If you thought you could simply scratch out one section of your will and write in a change — even a minor one — think again. “The original document is what the court will look at,” says Randolph Rice, attorney and owner of the Law Offices of Randolph Rice. “Items scratched out have no validity, unless you sign by the change and have two witnesses verify you signed it.”
Additionally, if there are too many scribbles in your will, that can cause problems for your family in the future, too. “It’s best to draft a new will, so your family can avoid litigations down the road about what is and isn’t valid in your will,” says Rice.

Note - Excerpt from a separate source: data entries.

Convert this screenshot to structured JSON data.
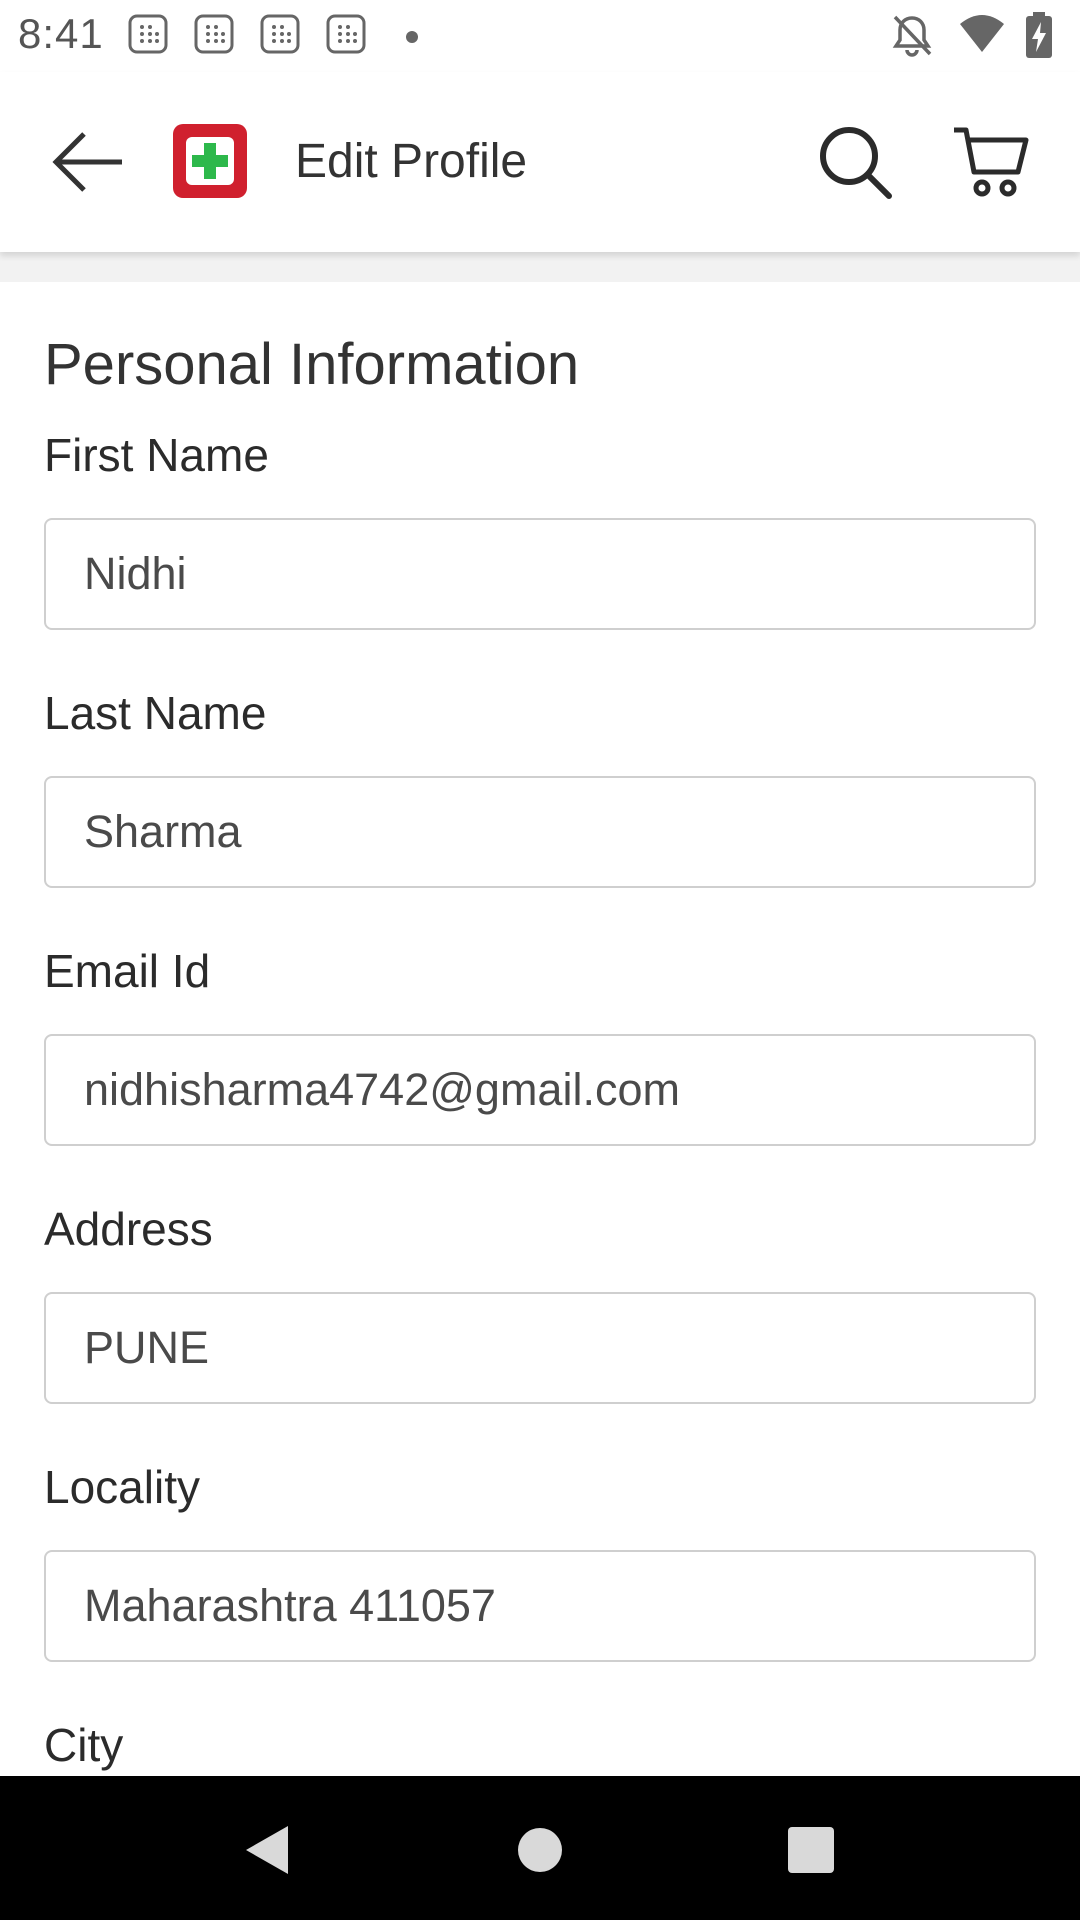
{
  "status_bar": {
    "time": "8:41",
    "notification_icons": [
      "calendar-grid-icon",
      "calendar-grid-icon",
      "calendar-grid-icon",
      "calendar-grid-icon"
    ],
    "right_icons": [
      "bell-off-icon",
      "wifi-icon",
      "battery-charging-icon"
    ]
  },
  "app_bar": {
    "title": "Edit Profile",
    "brand_color": "#d0202e",
    "logo_cross_color": "#2db84b"
  },
  "section": {
    "title": "Personal Information"
  },
  "fields": [
    {
      "label": "First Name",
      "value": "Nidhi"
    },
    {
      "label": "Last Name",
      "value": "Sharma"
    },
    {
      "label": "Email Id",
      "value": "nidhisharma4742@gmail.com"
    },
    {
      "label": "Address",
      "value": "PUNE"
    },
    {
      "label": "Locality",
      "value": "Maharashtra 411057"
    },
    {
      "label": "City",
      "value": ""
    }
  ],
  "nav_bar": {
    "buttons": [
      "back-triangle-icon",
      "home-circle-icon",
      "recents-square-icon"
    ]
  }
}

Fact 8: More and more people are including what to do about their digital legacy in their wills.
As a writer with a professional website, a blog and a whole bunch of social media channels, one of the first things I considered when drafting my will was how I could leave all those assets to my husband to make sure they are handled properly when I’m gone. Surprisingly, a lot of people are considering the same thing these days. “When people die, they no longer leave behind only physical personal belongings,” says Rice.
He sees more and more people considering who they want to hold the key to all of their passwords, social media accounts, photos, music, websites, blogs, financial accounts and email accounts, among other things. He cautions will creators to consider if they want to leave their photographs or music library to one special person or if certain accounts should be deleted after your death.
Wills Are Universal
Fact 9: You probably don’t need to draft a new will if you move states.
Rice often comes across people in his practice who think they need to draft a new will when they move across state lines.
“This generally isn’t true,” he says. “Under Maryland law, we accept wills from any state. This reciprocity understanding is almost universal across many states.”
Think About Your Ex
Fact 10: Without a will, you could be leaving your ex in charge of your estate.
In some states, if you are a divorced parent with minor children and something happens to you without a will in place, you could be empowering your ex-spouse to act as the administrator of your estate.
“It is one of the unexpected and terrible outcomes of not having a will in New York state,” says Joann Palumbo, counsel with Tarter Krinsky & Drogin LLP. “If you don’t want your ex rifling through your intimate apparel and very personal papers after your death, you need to run, not walk, to your attorney’s office and sign a will.”
Wills Aren’t the End All Be All
Fact 11: The will is actually the least important document in your estate plan.
This one really surprised me when I learned about it: According to Patrick Simasko, attorney and wealth preservation specialist at Simasko Law, “most estates are distributed to the beneficiary [or the person who stands to inherit something from your will] pursuant to a joint ownership or a beneficiary on an account. These accounts supersede the last will and testament.”
In other words, even if your will lists that all your assets should be divided among your three children, if your oldest son is the beneficiary listed on your house, bank accounts, IRA and life insurance, then those assets will only go to your oldest son. “The will won’t come into play at all,” says Simasko.
Fact 12: In many states, there is no automatic inheritance to the children.
If your intention is absolutely to leave your assets to your children if something happens to you, you’ll need more than just a will. “If both parents have passed and even if they leave a will, their property can still end up in court in California if it’s more than $150,000,” says Aastha Madaan, an estate planning attorney with Madaan Law, P.C. “The only definitive way to avoid the property ending up in court is to create and maintain a living trust.”
Check with your lawyer for your state's specific laws or to find out how to create a living trust, which is a written legal document that places your assets into a trust that can then be transferred to your designated beneficiaries after your death.